Thursday, March 23, 2006

the strange Bollywood fascination

Kalyanji-Anandji scored at the Grammies earlier this year, but the strange fascination that the West has for Bollywood continues. Although the term refers to the Bombay-based film industry that produces a ton (of tripe) every year, the West inappropriately uses it to refer to the entire Indian film industry -- an unfortunate case of vision obscured by quantity and bloat. When V for Vendetta hit the marquee last week, it managed to achieve something that Ram Gopal Varma productions do in India -- RGV's name is associated with every production of his even if he hasn't directed it. So the poor directors have to bask in his shadow (as it were). So everywhere I see Wachowski more often than McTeigue.
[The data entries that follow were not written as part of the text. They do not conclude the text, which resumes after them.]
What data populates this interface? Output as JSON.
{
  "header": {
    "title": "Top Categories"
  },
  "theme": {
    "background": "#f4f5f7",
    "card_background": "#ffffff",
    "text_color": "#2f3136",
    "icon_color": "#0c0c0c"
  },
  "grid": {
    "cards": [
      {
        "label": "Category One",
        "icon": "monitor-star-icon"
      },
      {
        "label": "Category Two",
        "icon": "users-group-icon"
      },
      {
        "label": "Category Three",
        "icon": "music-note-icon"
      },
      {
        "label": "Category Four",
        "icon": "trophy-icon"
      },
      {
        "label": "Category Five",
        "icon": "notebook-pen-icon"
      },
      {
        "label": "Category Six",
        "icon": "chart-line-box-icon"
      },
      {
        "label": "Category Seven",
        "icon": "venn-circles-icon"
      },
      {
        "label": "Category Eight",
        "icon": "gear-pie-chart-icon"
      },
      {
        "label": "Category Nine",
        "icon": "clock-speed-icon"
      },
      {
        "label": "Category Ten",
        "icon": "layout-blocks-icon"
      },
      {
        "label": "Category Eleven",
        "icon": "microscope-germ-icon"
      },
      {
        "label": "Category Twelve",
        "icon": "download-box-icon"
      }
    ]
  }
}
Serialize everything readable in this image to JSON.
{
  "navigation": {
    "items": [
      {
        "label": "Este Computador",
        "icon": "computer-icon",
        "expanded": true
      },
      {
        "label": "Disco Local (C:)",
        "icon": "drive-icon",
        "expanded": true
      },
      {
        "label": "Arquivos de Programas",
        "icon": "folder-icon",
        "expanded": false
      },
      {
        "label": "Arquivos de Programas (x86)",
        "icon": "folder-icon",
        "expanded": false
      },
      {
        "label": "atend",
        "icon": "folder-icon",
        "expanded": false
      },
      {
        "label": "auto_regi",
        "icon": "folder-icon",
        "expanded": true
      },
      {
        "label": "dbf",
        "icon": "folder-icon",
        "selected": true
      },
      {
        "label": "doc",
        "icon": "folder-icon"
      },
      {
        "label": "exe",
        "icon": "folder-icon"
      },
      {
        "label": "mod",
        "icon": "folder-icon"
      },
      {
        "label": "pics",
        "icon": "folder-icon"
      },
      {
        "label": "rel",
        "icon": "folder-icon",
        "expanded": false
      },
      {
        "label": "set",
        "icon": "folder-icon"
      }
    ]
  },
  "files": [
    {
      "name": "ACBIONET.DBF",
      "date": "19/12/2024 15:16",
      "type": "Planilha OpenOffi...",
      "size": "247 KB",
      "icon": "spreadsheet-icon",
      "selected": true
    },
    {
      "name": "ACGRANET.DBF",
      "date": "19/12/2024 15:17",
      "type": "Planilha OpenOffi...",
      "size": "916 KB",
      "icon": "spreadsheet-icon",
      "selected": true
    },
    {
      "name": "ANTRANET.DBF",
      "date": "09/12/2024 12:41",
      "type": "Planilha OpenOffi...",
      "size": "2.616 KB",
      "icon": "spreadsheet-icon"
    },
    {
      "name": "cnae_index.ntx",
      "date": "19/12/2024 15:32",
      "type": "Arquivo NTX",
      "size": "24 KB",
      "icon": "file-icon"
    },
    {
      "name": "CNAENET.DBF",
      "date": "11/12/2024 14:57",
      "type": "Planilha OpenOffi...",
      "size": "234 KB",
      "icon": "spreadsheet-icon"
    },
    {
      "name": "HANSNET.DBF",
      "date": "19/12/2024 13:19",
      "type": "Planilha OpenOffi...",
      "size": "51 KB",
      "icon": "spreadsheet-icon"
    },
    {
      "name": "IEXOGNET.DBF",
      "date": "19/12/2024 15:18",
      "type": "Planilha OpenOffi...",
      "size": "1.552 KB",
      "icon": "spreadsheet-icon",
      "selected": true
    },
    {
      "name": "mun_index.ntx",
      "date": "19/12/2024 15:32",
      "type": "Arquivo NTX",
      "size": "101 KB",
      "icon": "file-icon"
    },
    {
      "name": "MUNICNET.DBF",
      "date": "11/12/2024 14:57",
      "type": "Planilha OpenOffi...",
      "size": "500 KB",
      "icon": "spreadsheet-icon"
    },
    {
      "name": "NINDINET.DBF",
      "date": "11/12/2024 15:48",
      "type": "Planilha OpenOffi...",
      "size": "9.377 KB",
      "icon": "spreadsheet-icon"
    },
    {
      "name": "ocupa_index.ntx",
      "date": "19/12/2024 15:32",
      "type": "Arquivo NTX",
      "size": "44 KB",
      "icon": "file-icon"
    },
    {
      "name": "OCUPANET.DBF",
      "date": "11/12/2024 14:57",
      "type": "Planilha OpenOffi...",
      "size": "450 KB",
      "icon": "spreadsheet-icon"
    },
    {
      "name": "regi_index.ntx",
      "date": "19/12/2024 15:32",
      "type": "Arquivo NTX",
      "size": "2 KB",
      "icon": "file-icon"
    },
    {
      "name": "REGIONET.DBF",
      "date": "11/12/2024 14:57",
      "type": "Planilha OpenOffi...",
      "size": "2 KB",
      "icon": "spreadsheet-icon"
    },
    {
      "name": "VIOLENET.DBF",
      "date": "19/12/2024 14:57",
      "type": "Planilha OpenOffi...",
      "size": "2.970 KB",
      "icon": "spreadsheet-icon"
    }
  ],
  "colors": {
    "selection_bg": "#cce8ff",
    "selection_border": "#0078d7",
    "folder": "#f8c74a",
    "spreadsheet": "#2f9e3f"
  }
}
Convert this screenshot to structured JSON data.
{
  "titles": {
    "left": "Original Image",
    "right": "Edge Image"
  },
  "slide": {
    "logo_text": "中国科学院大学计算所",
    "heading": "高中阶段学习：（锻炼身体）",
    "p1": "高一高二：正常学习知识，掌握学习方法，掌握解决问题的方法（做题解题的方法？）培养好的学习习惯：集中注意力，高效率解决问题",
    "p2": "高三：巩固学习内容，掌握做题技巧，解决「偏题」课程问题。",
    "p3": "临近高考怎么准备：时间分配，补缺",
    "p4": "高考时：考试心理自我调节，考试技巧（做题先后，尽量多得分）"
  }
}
But there was something more interesting. Remember navras from Matrix: Revolutions? The Wachowski brothers seemed to hit the riff again with the V film with a track called BKAB by Ethan Stoller that plays over the end credits -- the tune reportedly mashes and mixes churaa ke dil meraa from Main Khiladi Tu Anari and paradesii paradesii jaanaa nahii.n from Raja Hindustani along with the usual dark electronica and fuzz. {courtesy: Sepia Mutiny}

But that seems to be just the beginning. Spike Lee took a bite for his new flick Inside Man (from the looks of it, this is going to be Lee's biggest genre plunge ever -- makes me uncomfortable). Apparently the opening credits are accompanied by that famous train-top song chhai.nyaa chhai.nyaa from Dil Se; the end credits are blessed with a remix of the same song. {courtesy: Cinemarati}

Perhaps the West is fascinated with India as a whole and yet manages to repeatedly pick stuff from Bollywood's product tank. One never knows.

No comments:

Creative Commons License
This work is licensed under a Creative Commons Attribution-NonCommercial-NoDerivs 3.0 Unported License.